Highly diverse, understudied and not routinely screened for, Lp(a) — an alipoprotein(a) bound to an LDL cholesterol particle — may be the next most important serum risk factor after LDL itself
Results provide population-based evidence in support of standardized testing for Lp(a) and for the acceleration of novel therapies targeting alipoprotein(a) for those at higher risk
REYKJAVIK, Iceland, 9 December 2019 – Scientists at deCODE genetics and colleagues from the National University Hospital in Iceland today present the largest-scale study to date of the role and public health impact of Lipoprotein(a) as a risk factor for cardiovascular disease. The study appears today in the online edition of the Journal of the American College of Cardiology.
Lipoprotein(a), abbreviated as Lp(a), is an alipoprotein(a), abbreviated as apo(a), bound to an LDL cholesterol particle and has been known as a risk factor since the 1970s. But the high variability of the apo(a) gene that controls its production, the diverse isoforms of Lp(a) that result, the difficulty of assaying them, and conflicting reports of how they impart risk left it largely neglected alongside the clearer success story of LDL, the statins and PCSK9 inhibitors. The deCODE team turned its unique population-scale capabilities and data to address the complexity of Lp(a) and discovered a simple answer: it is the molar concentration of Lp(a) that directly correlates with increased risk of heart disease, whatever the variety of apo(a) alleles and independently of traditionally measured or treated HDL or LDL cholesterol.
“This study from our little island may well turn out to be an important contribution to global public health,” said Kari Stefansson, CEO of deCODE and a senior author on the paper. “We have very effective LDL-lowering drugs, but heart disease remains the biggest killer worldwide and understanding Lp(a) is key to addressing the residual risk.”
“What we show today, by analyzing an unprecedented amount of both clinical and genetic data from across the Icelandic population, is that by measuring Lp(a) in the blood we can identify a quarter of the population that is from an additional 25% to double the average risk of heart disease. This risk is independent of other risk factors and is 95% genetically determined, so you can’t reduce it by improving your lifestyle or diet. The clear message is therefore that we need to test for Lp(a) globally to identify those at significantly elevated risk, and speed the development of new therapies aimed at silencing the apo(a) gene. The good news is that our colleagues at Amgen are already taking such therapies into clinical trials,” Dr Stefansson added.
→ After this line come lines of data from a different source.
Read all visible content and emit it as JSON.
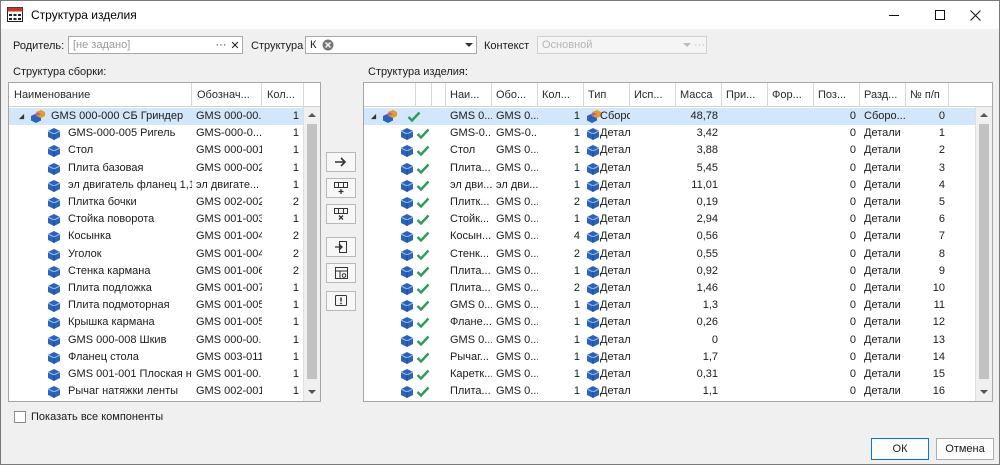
{
  "window": {
    "title": "Структура изделия",
    "close_glyph": "✕",
    "icon": "app-structure-icon"
  },
  "form": {
    "parent_label": "Родитель:",
    "parent_value": "[не задано]",
    "parent_dots": "···",
    "parent_clear": "✕",
    "structure_label": "Структура",
    "structure_value": "К",
    "context_label": "Контекст",
    "context_value": "Основной",
    "context_dots": "···"
  },
  "left": {
    "section_label": "Структура сборки:",
    "columns": [
      "Наименование",
      "Обознач...",
      "Кол..."
    ],
    "rows": [
      {
        "name": "GMS 000-000 СБ Гриндер",
        "code": "GMS 000-00...",
        "qty": "1",
        "level": 0,
        "kind": "assembly",
        "selected": true
      },
      {
        "name": "GMS-000-005 Ригель",
        "code": "GMS-000-0...",
        "qty": "1",
        "level": 1,
        "kind": "part"
      },
      {
        "name": "Стол",
        "code": "GMS 000-001",
        "qty": "1",
        "level": 1,
        "kind": "part"
      },
      {
        "name": "Плита базовая",
        "code": "GMS 000-002",
        "qty": "1",
        "level": 1,
        "kind": "part"
      },
      {
        "name": "эл двигатель фланец 1,1...",
        "code": "эл двигате...",
        "qty": "1",
        "level": 1,
        "kind": "part"
      },
      {
        "name": "Плитка бочки",
        "code": "GMS 002-002",
        "qty": "2",
        "level": 1,
        "kind": "part"
      },
      {
        "name": "Стойка поворота",
        "code": "GMS 001-003",
        "qty": "1",
        "level": 1,
        "kind": "part"
      },
      {
        "name": "Косынка",
        "code": "GMS 001-004",
        "qty": "2",
        "level": 1,
        "kind": "part"
      },
      {
        "name": "Уголок",
        "code": "GMS 001-004",
        "qty": "2",
        "level": 1,
        "kind": "part"
      },
      {
        "name": "Стенка кармана",
        "code": "GMS 001-006",
        "qty": "2",
        "level": 1,
        "kind": "part"
      },
      {
        "name": "Плита подложка",
        "code": "GMS 001-007",
        "qty": "1",
        "level": 1,
        "kind": "part"
      },
      {
        "name": "Плита подмоторная",
        "code": "GMS 001-005",
        "qty": "1",
        "level": 1,
        "kind": "part"
      },
      {
        "name": "Крышка кармана",
        "code": "GMS 001-005",
        "qty": "1",
        "level": 1,
        "kind": "part"
      },
      {
        "name": "GMS 000-008 Шкив",
        "code": "GMS 000-00...",
        "qty": "1",
        "level": 1,
        "kind": "part"
      },
      {
        "name": "Фланец стола",
        "code": "GMS 003-011",
        "qty": "1",
        "level": 1,
        "kind": "part"
      },
      {
        "name": "GMS 001-001 Плоская н...",
        "code": "GMS 001-00...",
        "qty": "1",
        "level": 1,
        "kind": "part"
      },
      {
        "name": "Рычаг натяжки ленты",
        "code": "GMS 002-001",
        "qty": "1",
        "level": 1,
        "kind": "part"
      }
    ],
    "show_all_label": "Показать все компоненты"
  },
  "right": {
    "section_label": "Структура изделия:",
    "columns": [
      "",
      "",
      "Наи...",
      "Обо...",
      "Кол...",
      "Тип",
      "Исп...",
      "Масса",
      "При...",
      "Фор...",
      "Поз...",
      "Разд...",
      "№ п/п"
    ],
    "rows": [
      {
        "name": "GMS 0...",
        "code": "GMS 0...",
        "qty": "1",
        "type": "Сборо...",
        "mass": "48,78",
        "pos": "0",
        "section": "Сборо...",
        "num": "0",
        "kind": "assembly",
        "selected": true
      },
      {
        "name": "GMS-0...",
        "code": "GMS-0...",
        "qty": "1",
        "type": "Детали",
        "mass": "3,42",
        "pos": "0",
        "section": "Детали",
        "num": "1",
        "kind": "part"
      },
      {
        "name": "Стол",
        "code": "GMS 0...",
        "qty": "1",
        "type": "Детали",
        "mass": "3,88",
        "pos": "0",
        "section": "Детали",
        "num": "2",
        "kind": "part"
      },
      {
        "name": "Плита...",
        "code": "GMS 0...",
        "qty": "1",
        "type": "Детали",
        "mass": "5,45",
        "pos": "0",
        "section": "Детали",
        "num": "3",
        "kind": "part"
      },
      {
        "name": "эл дви...",
        "code": "эл дви...",
        "qty": "1",
        "type": "Детали",
        "mass": "11,01",
        "pos": "0",
        "section": "Детали",
        "num": "4",
        "kind": "part"
      },
      {
        "name": "Плитк...",
        "code": "GMS 0...",
        "qty": "2",
        "type": "Детали",
        "mass": "0,19",
        "pos": "0",
        "section": "Детали",
        "num": "5",
        "kind": "part"
      },
      {
        "name": "Стойк...",
        "code": "GMS 0...",
        "qty": "1",
        "type": "Детали",
        "mass": "2,94",
        "pos": "0",
        "section": "Детали",
        "num": "6",
        "kind": "part"
      },
      {
        "name": "Косын...",
        "code": "GMS 0...",
        "qty": "4",
        "type": "Детали",
        "mass": "0,56",
        "pos": "0",
        "section": "Детали",
        "num": "7",
        "kind": "part"
      },
      {
        "name": "Стенк...",
        "code": "GMS 0...",
        "qty": "2",
        "type": "Детали",
        "mass": "0,55",
        "pos": "0",
        "section": "Детали",
        "num": "8",
        "kind": "part"
      },
      {
        "name": "Плита...",
        "code": "GMS 0...",
        "qty": "1",
        "type": "Детали",
        "mass": "0,92",
        "pos": "0",
        "section": "Детали",
        "num": "9",
        "kind": "part"
      },
      {
        "name": "Плита...",
        "code": "GMS 0...",
        "qty": "2",
        "type": "Детали",
        "mass": "1,46",
        "pos": "0",
        "section": "Детали",
        "num": "10",
        "kind": "part"
      },
      {
        "name": "GMS 0...",
        "code": "GMS 0...",
        "qty": "1",
        "type": "Детали",
        "mass": "1,3",
        "pos": "0",
        "section": "Детали",
        "num": "11",
        "kind": "part"
      },
      {
        "name": "Фланe...",
        "code": "GMS 0...",
        "qty": "1",
        "type": "Детали",
        "mass": "0,26",
        "pos": "0",
        "section": "Детали",
        "num": "12",
        "kind": "part"
      },
      {
        "name": "GMS 0...",
        "code": "GMS 0...",
        "qty": "1",
        "type": "Детали",
        "mass": "0",
        "pos": "0",
        "section": "Детали",
        "num": "13",
        "kind": "part"
      },
      {
        "name": "Рычаг...",
        "code": "GMS 0...",
        "qty": "1",
        "type": "Детали",
        "mass": "1,7",
        "pos": "0",
        "section": "Детали",
        "num": "14",
        "kind": "part"
      },
      {
        "name": "Каретк...",
        "code": "GMS 0...",
        "qty": "1",
        "type": "Детали",
        "mass": "0,31",
        "pos": "0",
        "section": "Детали",
        "num": "15",
        "kind": "part"
      },
      {
        "name": "Плита...",
        "code": "GMS 0...",
        "qty": "1",
        "type": "Детали",
        "mass": "1,1",
        "pos": "0",
        "section": "Детали",
        "num": "16",
        "kind": "part"
      }
    ]
  },
  "tools": [
    {
      "name": "add-to-structure-button",
      "icon": "arrow-right-icon"
    },
    {
      "name": "insert-row-button",
      "icon": "table-add-icon"
    },
    {
      "name": "delete-row-button",
      "icon": "table-remove-icon"
    },
    {
      "name": "export-button",
      "icon": "export-icon"
    },
    {
      "name": "table-settings-button",
      "icon": "table-settings-icon"
    },
    {
      "name": "check-button",
      "icon": "warning-icon"
    }
  ],
  "buttons": {
    "ok": "ОК",
    "cancel": "Отмена"
  },
  "colors": {
    "accent": "#0078d7",
    "selection": "#d3e7fb",
    "check": "#2e9b57",
    "part_blue": "#2b63b8",
    "assembly_orange": "#e59a2a"
  }
}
“We know that Lp(a) is a causal, independent risk factor for cardiovascular risk, and Amgen is proud of the work we have done and continue to do investing in pursuing this therapeutic target,” said David M Reese, MD, executive vice president of Research and Development at Amgen. “This new study from deCODE will help steer and inform research into the clinical development of molecules targeting Lp(a), and is a great example of the potential we are just beginning to uncover using genetic insights and validation to power drug development. We believe we are still in the early years of large-scale human genetic research, and most of the major discoveries in this field still lie in the future. That’s why we are continuing to grow our investment in genetics by increasing the scope and diversity of the data that deCODE can access and analyze for research purposes.”
The study utilized whole genome data from some 150,000 Icelanders participating in deCODE’s genetics research, including 18,000 with coronary artery disease (CAD) and other cardiovascular phenotypes, and 9,000 with type-2 diabetes. By directly measuring molar concentration of Lp(a) from 12,000 participants and comparing them with the sequence of participants’ apo(a) genes, the research team was able to establish how different variants in apo(a) and the resulting Lp(a) isoforms affect the risk of coronary artery disease. Imputing these results through the entire dataset and correlating the results with disease status enabled the testing of multiple previous findings related to Lp(a) and the discovery that it is overall molar concentration of Lp(a) rather than specific isoforms or isoform size itself that correlates with CAD risk. The study also demonstrated that Lp(a) levels correlate with risk for peripheral artery disease, aortic valve stenosis, heart failure and lifespan. An important next step in this research is to validate the results in other populations, to understand how the contribution of Lp(a) levels to heart and other diseases may vary between populations of different continental ancestry.